*REQUIRED WORK*.
If an entry holds a picture, leave that picture out. Give everything else again exactly.

*** Begin section ***

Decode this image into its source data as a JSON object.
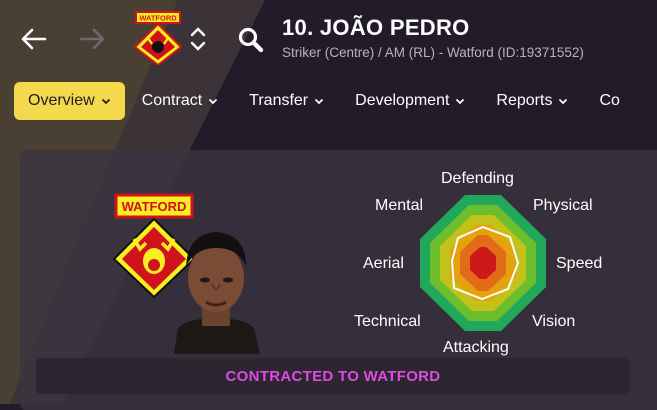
{
  "header": {
    "player_title": "10. JOÃO PEDRO",
    "player_subtitle": "Striker (Centre) / AM (RL) - Watford (ID:19371552)",
    "crest_text": "WATFORD"
  },
  "tabs": [
    {
      "label": "Overview",
      "active": true
    },
    {
      "label": "Contract",
      "active": false
    },
    {
      "label": "Transfer",
      "active": false
    },
    {
      "label": "Development",
      "active": false
    },
    {
      "label": "Reports",
      "active": false
    },
    {
      "label": "Co",
      "active": false
    }
  ],
  "radar": {
    "labels": {
      "defending": "Defending",
      "physical": "Physical",
      "speed": "Speed",
      "vision": "Vision",
      "attacking": "Attacking",
      "technical": "Technical",
      "aerial": "Aerial",
      "mental": "Mental"
    }
  },
  "club_crest_text": "WATFORD",
  "status": "CONTRACTED TO WATFORD",
  "colors": {
    "accent": "#f5d94c",
    "status_text": "#e04ae0",
    "background": "#221b2a"
  }
}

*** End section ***

*TASK RESULT*.
Decode this image into its source data as a JSON object.
{
  "header": {
    "player_title": "10. JOÃO PEDRO",
    "player_subtitle": "Striker (Centre) / AM (RL) - Watford (ID:19371552)",
    "crest_text": "WATFORD"
  },
  "tabs": [
    {
      "label": "Overview",
      "active": true
    },
    {
      "label": "Contract",
      "active": false
    },
    {
      "label": "Transfer",
      "active": false
    },
    {
      "label": "Development",
      "active": false
    },
    {
      "label": "Reports",
      "active": false
    },
    {
      "label": "Co",
      "active": false
    }
  ],
  "radar": {
    "labels": {
      "defending": "Defending",
      "physical": "Physical",
      "speed": "Speed",
      "vision": "Vision",
      "attacking": "Attacking",
      "technical": "Technical",
      "aerial": "Aerial",
      "mental": "Mental"
    }
  },
  "club_crest_text": "WATFORD",
  "status": "CONTRACTED TO WATFORD",
  "colors": {
    "accent": "#f5d94c",
    "status_text": "#e04ae0",
    "background": "#221b2a"
  }
}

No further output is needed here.